(cont.) Do you think an author’s theology is an important thing to consider when selecting books to read from this genre?
Well, sure. I mean, if an author believes you can and should communicate with your guardian angel, I think that could be highly dangerous
But overall, I try to just let scripture speak for itself, and not allow any preconceived notions, doctrines, or theology to creep into my book. Over the years, I had to actually make changes to the story as I came to realize from studying the Bible that some popular doctrines don’t have the scriptural support many Christians think they do.
I hold to one doctrine, and that is the Doctrine of Perspicuity, which basically means that a verse means what it says. I’ve tried very hard to stay true to scripture in its cultural context and leave the dogma out.
Is there any real Biblical basis to give Satan the name Lucifer (star of the morning)—can’t it refer to any ruler’s high position? When did we start calling Satan by that name? (See article.)
The word Lucifer is actually Latin, and I think originated with the King James Bible. The Hebrew word is Heylel, hence my character’s name is Lucifer Haylel. I think Satan and Hashatan (Aramaic and Hebrew for The Enemy) is more of a concept than a person to many people, where as Lucifer and Haylel is more personal.

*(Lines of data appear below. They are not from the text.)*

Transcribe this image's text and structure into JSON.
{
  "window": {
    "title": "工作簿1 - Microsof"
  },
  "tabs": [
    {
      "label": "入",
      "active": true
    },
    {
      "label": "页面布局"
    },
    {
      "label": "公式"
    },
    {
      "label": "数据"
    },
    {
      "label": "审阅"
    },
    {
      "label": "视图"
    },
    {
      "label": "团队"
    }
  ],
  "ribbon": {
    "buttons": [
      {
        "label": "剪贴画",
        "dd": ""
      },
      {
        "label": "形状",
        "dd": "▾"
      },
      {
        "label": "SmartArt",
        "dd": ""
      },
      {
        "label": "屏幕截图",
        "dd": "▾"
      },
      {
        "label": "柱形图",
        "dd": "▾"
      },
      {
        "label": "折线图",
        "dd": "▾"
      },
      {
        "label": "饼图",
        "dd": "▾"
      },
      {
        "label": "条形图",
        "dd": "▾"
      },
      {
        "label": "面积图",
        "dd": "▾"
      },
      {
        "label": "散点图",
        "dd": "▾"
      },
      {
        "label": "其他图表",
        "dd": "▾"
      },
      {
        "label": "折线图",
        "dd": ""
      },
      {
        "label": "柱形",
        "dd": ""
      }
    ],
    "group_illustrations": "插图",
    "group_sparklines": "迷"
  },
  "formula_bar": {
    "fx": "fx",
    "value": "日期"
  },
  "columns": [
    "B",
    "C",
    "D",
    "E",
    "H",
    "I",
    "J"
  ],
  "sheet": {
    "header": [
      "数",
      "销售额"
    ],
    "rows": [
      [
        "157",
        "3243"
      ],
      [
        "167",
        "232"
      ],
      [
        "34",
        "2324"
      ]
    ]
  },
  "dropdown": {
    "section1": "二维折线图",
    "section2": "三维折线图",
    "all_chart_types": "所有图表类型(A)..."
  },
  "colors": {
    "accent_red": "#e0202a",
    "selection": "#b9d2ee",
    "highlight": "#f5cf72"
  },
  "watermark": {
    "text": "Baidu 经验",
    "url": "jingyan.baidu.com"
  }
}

For that reason, I chose to use the name Lucifer when he thinks of himself and as how the demons refer to him, saving Haylel for the Prince. When the Prince calls him Haylel, I hope to conjure the idea of this godly angel who was entrusted with so much privilege, who not only stabbed the Prince in the back, but then seduced his betrothed simply out of spite.
As to whether or not Isaiah 14 and Ezekiel 28 should be taken literally or poetically, there are many valid points on both sides of the argument by respected theologians, and in my opinion neither one should be held too dogmatically.
If I made up a different fraction of angels that followed Satan in the revolt, most people would think I hadn’t studied the Bible very well. If I didn’t have him “fall like lightening” most people probably wouldn’t have noticed, but what’s the point of having him meekly walk down Jacob’s ladder (the Great Stair)? That would be rather anticlimactic. And if he didn’t go into the throne room and say “The Five ‘I wills’ of Isaiah”, which include an attempt to usurp God’s throne, then I would have had to invent some other reason why he was banished, which again would have many people scratching their head.
Point being, to regard these passages as speaking of Satan does not do any harm. It’s not “dangerous” to believe, unlike other misinterpretations such as “have faith and just pray rather than take your child to the emergency room when she is in diabetic shock”.